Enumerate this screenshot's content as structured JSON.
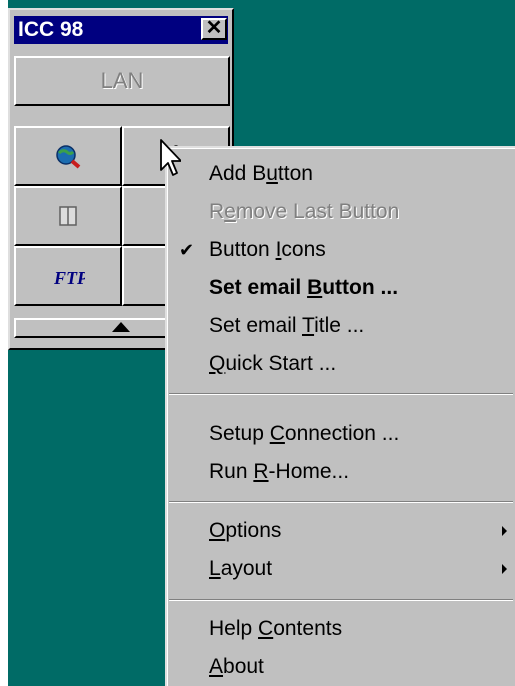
{
  "window": {
    "title": "ICC 98",
    "close_glyph": "✕",
    "lan_label": "LAN",
    "toolbar_buttons": [
      {
        "icon": "globe-search-icon"
      },
      {
        "icon": "mouse-icon"
      },
      {
        "icon": "book-icon"
      },
      {
        "icon": "partial-icon"
      },
      {
        "icon": "ftp-icon"
      },
      {
        "icon": "partial-icon-2"
      }
    ],
    "ftp_text": "FTP"
  },
  "menu": {
    "items": [
      {
        "pre": "Add B",
        "acc": "u",
        "post": "tton",
        "state": "normal"
      },
      {
        "pre": "R",
        "acc": "e",
        "post": "move Last Button",
        "state": "disabled"
      },
      {
        "pre": "Button ",
        "acc": "I",
        "post": "cons",
        "state": "checked",
        "check": "✔"
      },
      {
        "pre": "Set email ",
        "acc": "B",
        "post": "utton ...",
        "state": "bold"
      },
      {
        "pre": "Set email ",
        "acc": "T",
        "post": "itle ...",
        "state": "normal"
      },
      {
        "pre": "",
        "acc": "Q",
        "post": "uick Start ...",
        "state": "normal"
      },
      {
        "pre": "Setup ",
        "acc": "C",
        "post": "onnection ...",
        "state": "normal"
      },
      {
        "pre": "Run ",
        "acc": "R",
        "post": "-Home...",
        "state": "normal"
      },
      {
        "pre": "",
        "acc": "O",
        "post": "ptions",
        "state": "submenu"
      },
      {
        "pre": "",
        "acc": "L",
        "post": "ayout",
        "state": "submenu"
      },
      {
        "pre": "Help ",
        "acc": "C",
        "post": "ontents",
        "state": "normal"
      },
      {
        "pre": "",
        "acc": "A",
        "post": "bout",
        "state": "normal"
      }
    ]
  },
  "colors": {
    "desktop": "#006b66",
    "face": "#c0c0c0",
    "title": "#000080"
  }
}
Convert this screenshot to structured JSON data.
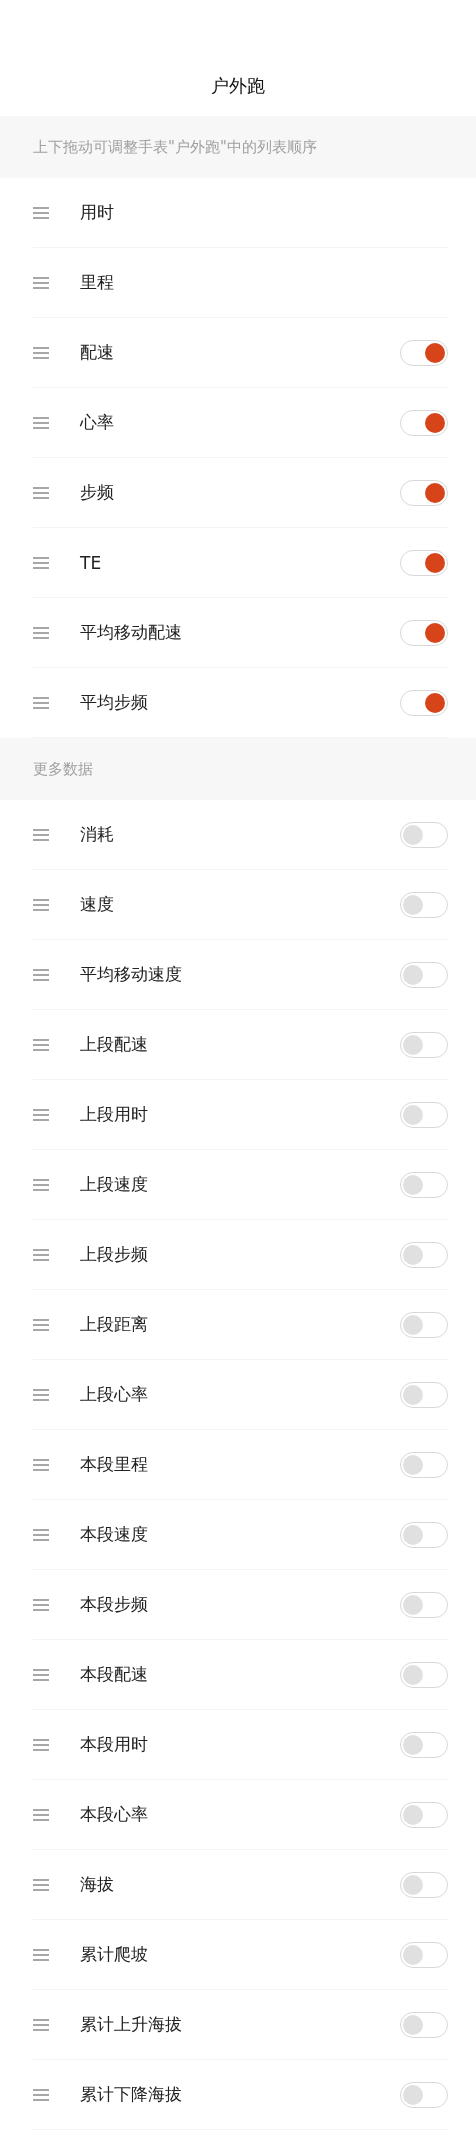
{
  "title": "户外跑",
  "sections": [
    {
      "header": "上下拖动可调整手表\"户外跑\"中的列表顺序",
      "items": [
        {
          "label": "用时",
          "kind": "fixed"
        },
        {
          "label": "里程",
          "kind": "fixed"
        },
        {
          "label": "配速",
          "kind": "toggle",
          "on": true
        },
        {
          "label": "心率",
          "kind": "toggle",
          "on": true
        },
        {
          "label": "步频",
          "kind": "toggle",
          "on": true
        },
        {
          "label": "TE",
          "kind": "toggle",
          "on": true
        },
        {
          "label": "平均移动配速",
          "kind": "toggle",
          "on": true
        },
        {
          "label": "平均步频",
          "kind": "toggle",
          "on": true
        }
      ]
    },
    {
      "header": "更多数据",
      "items": [
        {
          "label": "消耗",
          "kind": "toggle",
          "on": false
        },
        {
          "label": "速度",
          "kind": "toggle",
          "on": false
        },
        {
          "label": "平均移动速度",
          "kind": "toggle",
          "on": false
        },
        {
          "label": "上段配速",
          "kind": "toggle",
          "on": false
        },
        {
          "label": "上段用时",
          "kind": "toggle",
          "on": false
        },
        {
          "label": "上段速度",
          "kind": "toggle",
          "on": false
        },
        {
          "label": "上段步频",
          "kind": "toggle",
          "on": false
        },
        {
          "label": "上段距离",
          "kind": "toggle",
          "on": false
        },
        {
          "label": "上段心率",
          "kind": "toggle",
          "on": false
        },
        {
          "label": "本段里程",
          "kind": "toggle",
          "on": false
        },
        {
          "label": "本段速度",
          "kind": "toggle",
          "on": false
        },
        {
          "label": "本段步频",
          "kind": "toggle",
          "on": false
        },
        {
          "label": "本段配速",
          "kind": "toggle",
          "on": false
        },
        {
          "label": "本段用时",
          "kind": "toggle",
          "on": false
        },
        {
          "label": "本段心率",
          "kind": "toggle",
          "on": false
        },
        {
          "label": "海拔",
          "kind": "toggle",
          "on": false
        },
        {
          "label": "累计爬坡",
          "kind": "toggle",
          "on": false
        },
        {
          "label": "累计上升海拔",
          "kind": "toggle",
          "on": false
        },
        {
          "label": "累计下降海拔",
          "kind": "toggle",
          "on": false
        }
      ]
    }
  ]
}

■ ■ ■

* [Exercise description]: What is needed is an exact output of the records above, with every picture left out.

* [Final answer]:
Enumerate this screenshot's content as structured JSON.
{
  "window": {
    "title": "ICC 98",
    "close_glyph": "✕",
    "lan_label": "LAN",
    "toolbar_buttons": [
      {
        "icon": "globe-search-icon"
      },
      {
        "icon": "mouse-icon"
      },
      {
        "icon": "book-icon"
      },
      {
        "icon": "partial-icon"
      },
      {
        "icon": "ftp-icon"
      },
      {
        "icon": "partial-icon-2"
      }
    ],
    "ftp_text": "FTP"
  },
  "menu": {
    "items": [
      {
        "pre": "Add B",
        "acc": "u",
        "post": "tton",
        "state": "normal"
      },
      {
        "pre": "R",
        "acc": "e",
        "post": "move Last Button",
        "state": "disabled"
      },
      {
        "pre": "Button ",
        "acc": "I",
        "post": "cons",
        "state": "checked",
        "check": "✔"
      },
      {
        "pre": "Set email ",
        "acc": "B",
        "post": "utton ...",
        "state": "bold"
      },
      {
        "pre": "Set email ",
        "acc": "T",
        "post": "itle ...",
        "state": "normal"
      },
      {
        "pre": "",
        "acc": "Q",
        "post": "uick Start ...",
        "state": "normal"
      },
      {
        "pre": "Setup ",
        "acc": "C",
        "post": "onnection ...",
        "state": "normal"
      },
      {
        "pre": "Run ",
        "acc": "R",
        "post": "-Home...",
        "state": "normal"
      },
      {
        "pre": "",
        "acc": "O",
        "post": "ptions",
        "state": "submenu"
      },
      {
        "pre": "",
        "acc": "L",
        "post": "ayout",
        "state": "submenu"
      },
      {
        "pre": "Help ",
        "acc": "C",
        "post": "ontents",
        "state": "normal"
      },
      {
        "pre": "",
        "acc": "A",
        "post": "bout",
        "state": "normal"
      }
    ]
  },
  "colors": {
    "desktop": "#006b66",
    "face": "#c0c0c0",
    "title": "#000080"
  }
}
Convert this screenshot to structured JSON data.
{
  "title": "户外跑",
  "sections": [
    {
      "header": "上下拖动可调整手表\"户外跑\"中的列表顺序",
      "items": [
        {
          "label": "用时",
          "kind": "fixed"
        },
        {
          "label": "里程",
          "kind": "fixed"
        },
        {
          "label": "配速",
          "kind": "toggle",
          "on": true
        },
        {
          "label": "心率",
          "kind": "toggle",
          "on": true
        },
        {
          "label": "步频",
          "kind": "toggle",
          "on": true
        },
        {
          "label": "TE",
          "kind": "toggle",
          "on": true
        },
        {
          "label": "平均移动配速",
          "kind": "toggle",
          "on": true
        },
        {
          "label": "平均步频",
          "kind": "toggle",
          "on": true
        }
      ]
    },
    {
      "header": "更多数据",
      "items": [
        {
          "label": "消耗",
          "kind": "toggle",
          "on": false
        },
        {
          "label": "速度",
          "kind": "toggle",
          "on": false
        },
        {
          "label": "平均移动速度",
          "kind": "toggle",
          "on": false
        },
        {
          "label": "上段配速",
          "kind": "toggle",
          "on": false
        },
        {
          "label": "上段用时",
          "kind": "toggle",
          "on": false
        },
        {
          "label": "上段速度",
          "kind": "toggle",
          "on": false
        },
        {
          "label": "上段步频",
          "kind": "toggle",
          "on": false
        },
        {
          "label": "上段距离",
          "kind": "toggle",
          "on": false
        },
        {
          "label": "上段心率",
          "kind": "toggle",
          "on": false
        },
        {
          "label": "本段里程",
          "kind": "toggle",
          "on": false
        },
        {
          "label": "本段速度",
          "kind": "toggle",
          "on": false
        },
        {
          "label": "本段步频",
          "kind": "toggle",
          "on": false
        },
        {
          "label": "本段配速",
          "kind": "toggle",
          "on": false
        },
        {
          "label": "本段用时",
          "kind": "toggle",
          "on": false
        },
        {
          "label": "本段心率",
          "kind": "toggle",
          "on": false
        },
        {
          "label": "海拔",
          "kind": "toggle",
          "on": false
        },
        {
          "label": "累计爬坡",
          "kind": "toggle",
          "on": false
        },
        {
          "label": "累计上升海拔",
          "kind": "toggle",
          "on": false
        },
        {
          "label": "累计下降海拔",
          "kind": "toggle",
          "on": false
        }
      ]
    }
  ]
}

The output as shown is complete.